◆ **Your assignment**:
Everything in the records except the pictures must be copied out exactly.

◆ **Source material**:
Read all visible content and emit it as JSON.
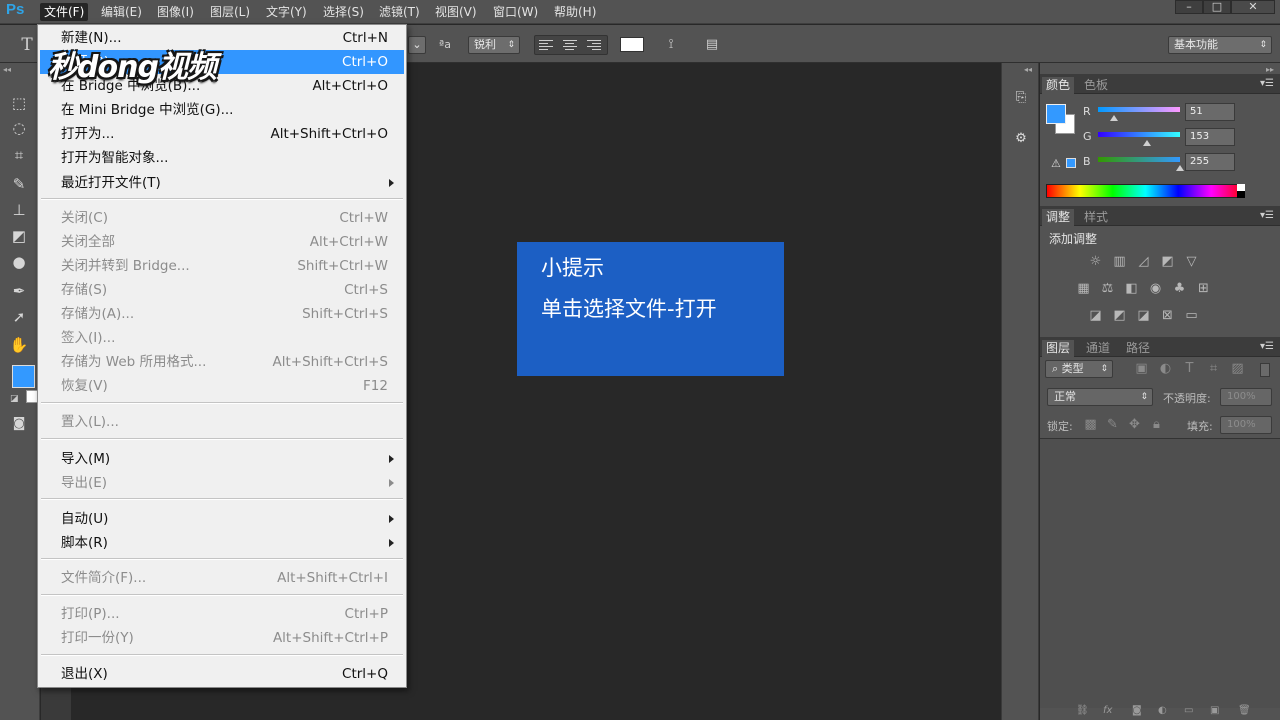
{
  "app": {
    "logo": "Ps",
    "menus": [
      "文件(F)",
      "编辑(E)",
      "图像(I)",
      "图层(L)",
      "文字(Y)",
      "选择(S)",
      "滤镜(T)",
      "视图(V)",
      "窗口(W)",
      "帮助(H)"
    ],
    "active_menu": "文件(F)",
    "window_controls": {
      "minimize": "–",
      "restore": "□",
      "close": "✕"
    }
  },
  "options_bar": {
    "text_tool": "T",
    "size_glyph": "ªa",
    "antialias": "锐利",
    "workspace": "基本功能"
  },
  "file_menu": {
    "items": [
      {
        "label": "新建(N)...",
        "shortcut": "Ctrl+N",
        "enabled": true
      },
      {
        "label": "打开(O)...",
        "shortcut": "Ctrl+O",
        "enabled": true,
        "highlighted": true
      },
      {
        "label": "在 Bridge 中浏览(B)...",
        "shortcut": "Alt+Ctrl+O",
        "enabled": true
      },
      {
        "label": "在 Mini Bridge 中浏览(G)...",
        "shortcut": "",
        "enabled": true
      },
      {
        "label": "打开为...",
        "shortcut": "Alt+Shift+Ctrl+O",
        "enabled": true
      },
      {
        "label": "打开为智能对象...",
        "shortcut": "",
        "enabled": true
      },
      {
        "label": "最近打开文件(T)",
        "shortcut": "",
        "enabled": true,
        "submenu": true
      },
      {
        "label": "关闭(C)",
        "shortcut": "Ctrl+W",
        "enabled": false
      },
      {
        "label": "关闭全部",
        "shortcut": "Alt+Ctrl+W",
        "enabled": false
      },
      {
        "label": "关闭并转到 Bridge...",
        "shortcut": "Shift+Ctrl+W",
        "enabled": false
      },
      {
        "label": "存储(S)",
        "shortcut": "Ctrl+S",
        "enabled": false
      },
      {
        "label": "存储为(A)...",
        "shortcut": "Shift+Ctrl+S",
        "enabled": false
      },
      {
        "label": "签入(I)...",
        "shortcut": "",
        "enabled": false
      },
      {
        "label": "存储为 Web 所用格式...",
        "shortcut": "Alt+Shift+Ctrl+S",
        "enabled": false
      },
      {
        "label": "恢复(V)",
        "shortcut": "F12",
        "enabled": false
      },
      {
        "label": "置入(L)...",
        "shortcut": "",
        "enabled": false
      },
      {
        "label": "导入(M)",
        "shortcut": "",
        "enabled": true,
        "submenu": true
      },
      {
        "label": "导出(E)",
        "shortcut": "",
        "enabled": false,
        "submenu": true
      },
      {
        "label": "自动(U)",
        "shortcut": "",
        "enabled": true,
        "submenu": true
      },
      {
        "label": "脚本(R)",
        "shortcut": "",
        "enabled": true,
        "submenu": true
      },
      {
        "label": "文件简介(F)...",
        "shortcut": "Alt+Shift+Ctrl+I",
        "enabled": false
      },
      {
        "label": "打印(P)...",
        "shortcut": "Ctrl+P",
        "enabled": false
      },
      {
        "label": "打印一份(Y)",
        "shortcut": "Alt+Shift+Ctrl+P",
        "enabled": false
      },
      {
        "label": "退出(X)",
        "shortcut": "Ctrl+Q",
        "enabled": true
      }
    ]
  },
  "watermark": "秒dong视频",
  "tip": {
    "title": "小提示",
    "text": "单击选择文件-打开"
  },
  "color_panel": {
    "tabs": [
      "颜色",
      "色板"
    ],
    "channels": [
      {
        "label": "R",
        "value": "51",
        "fraction": 0.2
      },
      {
        "label": "G",
        "value": "153",
        "fraction": 0.6
      },
      {
        "label": "B",
        "value": "255",
        "fraction": 1.0
      }
    ],
    "foreground": "#3399ff"
  },
  "adjust_panel": {
    "tabs": [
      "调整",
      "样式"
    ],
    "title": "添加调整"
  },
  "layers_panel": {
    "tabs": [
      "图层",
      "通道",
      "路径"
    ],
    "filter_kind": "类型",
    "blend_mode": "正常",
    "opacity_label": "不透明度:",
    "opacity_value": "100%",
    "lock_label": "锁定:",
    "fill_label": "填充:",
    "fill_value": "100%"
  },
  "colors": {
    "menu_highlight": "#3296ff",
    "tip_bg": "#1c5fc4",
    "chrome": "#535353",
    "canvas": "#282828"
  }
}
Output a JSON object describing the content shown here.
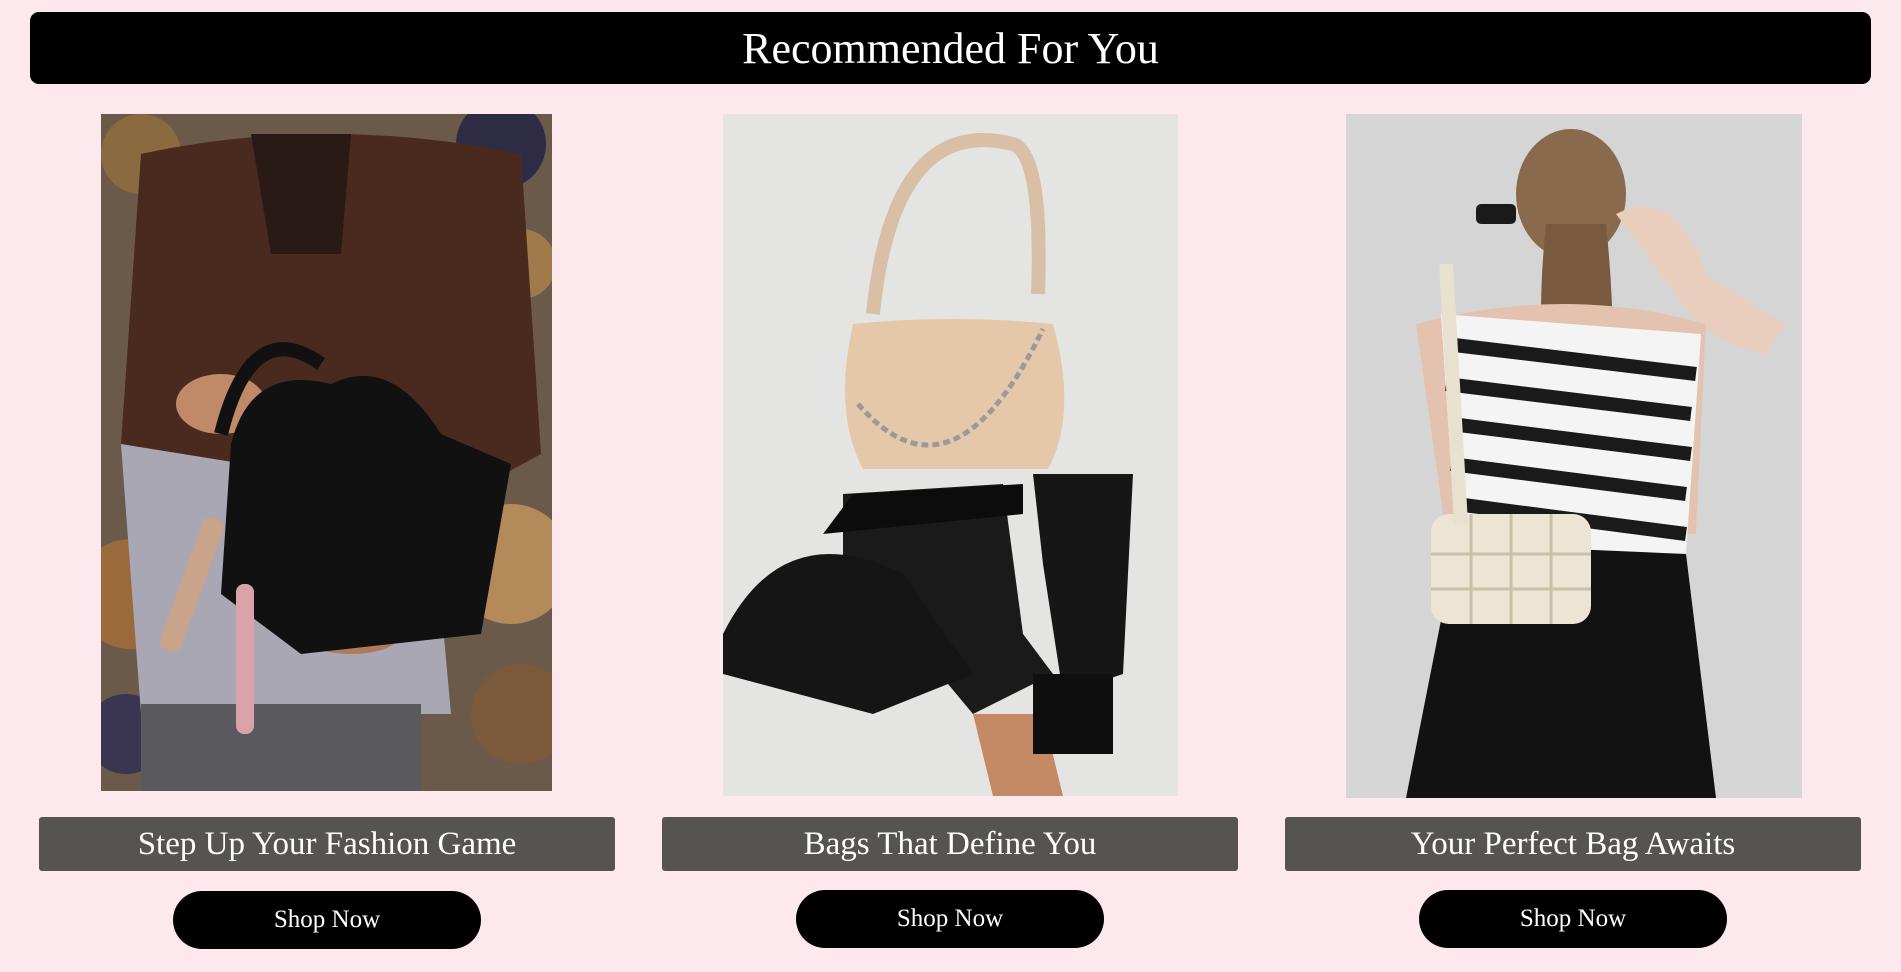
{
  "header": {
    "title": "Recommended For You"
  },
  "cards": [
    {
      "image": "leather-jacket-black-handbag-photo",
      "caption": "Step Up Your Fashion Game",
      "button_label": "Shop Now"
    },
    {
      "image": "beige-shoulder-bag-black-boots-photo",
      "caption": "Bags That Define You",
      "button_label": "Shop Now"
    },
    {
      "image": "woman-ponytail-cream-crossbody-bag-photo",
      "caption": "Your Perfect Bag Awaits",
      "button_label": "Shop Now"
    }
  ],
  "colors": {
    "page_background": "#fde8ee",
    "header_background": "#000000",
    "caption_background": "#585353",
    "button_background": "#000000"
  }
}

◆ **Solution below**:
Read all visible content and emit it as JSON.
{
  "app": {
    "logo": "Ps",
    "menus": [
      "文件(F)",
      "编辑(E)",
      "图像(I)",
      "图层(L)",
      "文字(Y)",
      "选择(S)",
      "滤镜(T)",
      "视图(V)",
      "窗口(W)",
      "帮助(H)"
    ],
    "active_menu": "文件(F)",
    "window_controls": {
      "minimize": "–",
      "restore": "□",
      "close": "✕"
    }
  },
  "options_bar": {
    "text_tool": "T",
    "size_glyph": "ªa",
    "antialias": "锐利",
    "workspace": "基本功能"
  },
  "file_menu": {
    "items": [
      {
        "label": "新建(N)...",
        "shortcut": "Ctrl+N",
        "enabled": true
      },
      {
        "label": "打开(O)...",
        "shortcut": "Ctrl+O",
        "enabled": true,
        "highlighted": true
      },
      {
        "label": "在 Bridge 中浏览(B)...",
        "shortcut": "Alt+Ctrl+O",
        "enabled": true
      },
      {
        "label": "在 Mini Bridge 中浏览(G)...",
        "shortcut": "",
        "enabled": true
      },
      {
        "label": "打开为...",
        "shortcut": "Alt+Shift+Ctrl+O",
        "enabled": true
      },
      {
        "label": "打开为智能对象...",
        "shortcut": "",
        "enabled": true
      },
      {
        "label": "最近打开文件(T)",
        "shortcut": "",
        "enabled": true,
        "submenu": true
      },
      {
        "label": "关闭(C)",
        "shortcut": "Ctrl+W",
        "enabled": false
      },
      {
        "label": "关闭全部",
        "shortcut": "Alt+Ctrl+W",
        "enabled": false
      },
      {
        "label": "关闭并转到 Bridge...",
        "shortcut": "Shift+Ctrl+W",
        "enabled": false
      },
      {
        "label": "存储(S)",
        "shortcut": "Ctrl+S",
        "enabled": false
      },
      {
        "label": "存储为(A)...",
        "shortcut": "Shift+Ctrl+S",
        "enabled": false
      },
      {
        "label": "签入(I)...",
        "shortcut": "",
        "enabled": false
      },
      {
        "label": "存储为 Web 所用格式...",
        "shortcut": "Alt+Shift+Ctrl+S",
        "enabled": false
      },
      {
        "label": "恢复(V)",
        "shortcut": "F12",
        "enabled": false
      },
      {
        "label": "置入(L)...",
        "shortcut": "",
        "enabled": false
      },
      {
        "label": "导入(M)",
        "shortcut": "",
        "enabled": true,
        "submenu": true
      },
      {
        "label": "导出(E)",
        "shortcut": "",
        "enabled": false,
        "submenu": true
      },
      {
        "label": "自动(U)",
        "shortcut": "",
        "enabled": true,
        "submenu": true
      },
      {
        "label": "脚本(R)",
        "shortcut": "",
        "enabled": true,
        "submenu": true
      },
      {
        "label": "文件简介(F)...",
        "shortcut": "Alt+Shift+Ctrl+I",
        "enabled": false
      },
      {
        "label": "打印(P)...",
        "shortcut": "Ctrl+P",
        "enabled": false
      },
      {
        "label": "打印一份(Y)",
        "shortcut": "Alt+Shift+Ctrl+P",
        "enabled": false
      },
      {
        "label": "退出(X)",
        "shortcut": "Ctrl+Q",
        "enabled": true
      }
    ]
  },
  "watermark": "秒dong视频",
  "tip": {
    "title": "小提示",
    "text": "单击选择文件-打开"
  },
  "color_panel": {
    "tabs": [
      "颜色",
      "色板"
    ],
    "channels": [
      {
        "label": "R",
        "value": "51",
        "fraction": 0.2
      },
      {
        "label": "G",
        "value": "153",
        "fraction": 0.6
      },
      {
        "label": "B",
        "value": "255",
        "fraction": 1.0
      }
    ],
    "foreground": "#3399ff"
  },
  "adjust_panel": {
    "tabs": [
      "调整",
      "样式"
    ],
    "title": "添加调整"
  },
  "layers_panel": {
    "tabs": [
      "图层",
      "通道",
      "路径"
    ],
    "filter_kind": "类型",
    "blend_mode": "正常",
    "opacity_label": "不透明度:",
    "opacity_value": "100%",
    "lock_label": "锁定:",
    "fill_label": "填充:",
    "fill_value": "100%"
  },
  "colors": {
    "menu_highlight": "#3296ff",
    "tip_bg": "#1c5fc4",
    "chrome": "#535353",
    "canvas": "#282828"
  }
}
Output a JSON object describing the content shown here.
{
  "header": {
    "title": "Recommended For You"
  },
  "cards": [
    {
      "image": "leather-jacket-black-handbag-photo",
      "caption": "Step Up Your Fashion Game",
      "button_label": "Shop Now"
    },
    {
      "image": "beige-shoulder-bag-black-boots-photo",
      "caption": "Bags That Define You",
      "button_label": "Shop Now"
    },
    {
      "image": "woman-ponytail-cream-crossbody-bag-photo",
      "caption": "Your Perfect Bag Awaits",
      "button_label": "Shop Now"
    }
  ],
  "colors": {
    "page_background": "#fde8ee",
    "header_background": "#000000",
    "caption_background": "#585353",
    "button_background": "#000000"
  }
}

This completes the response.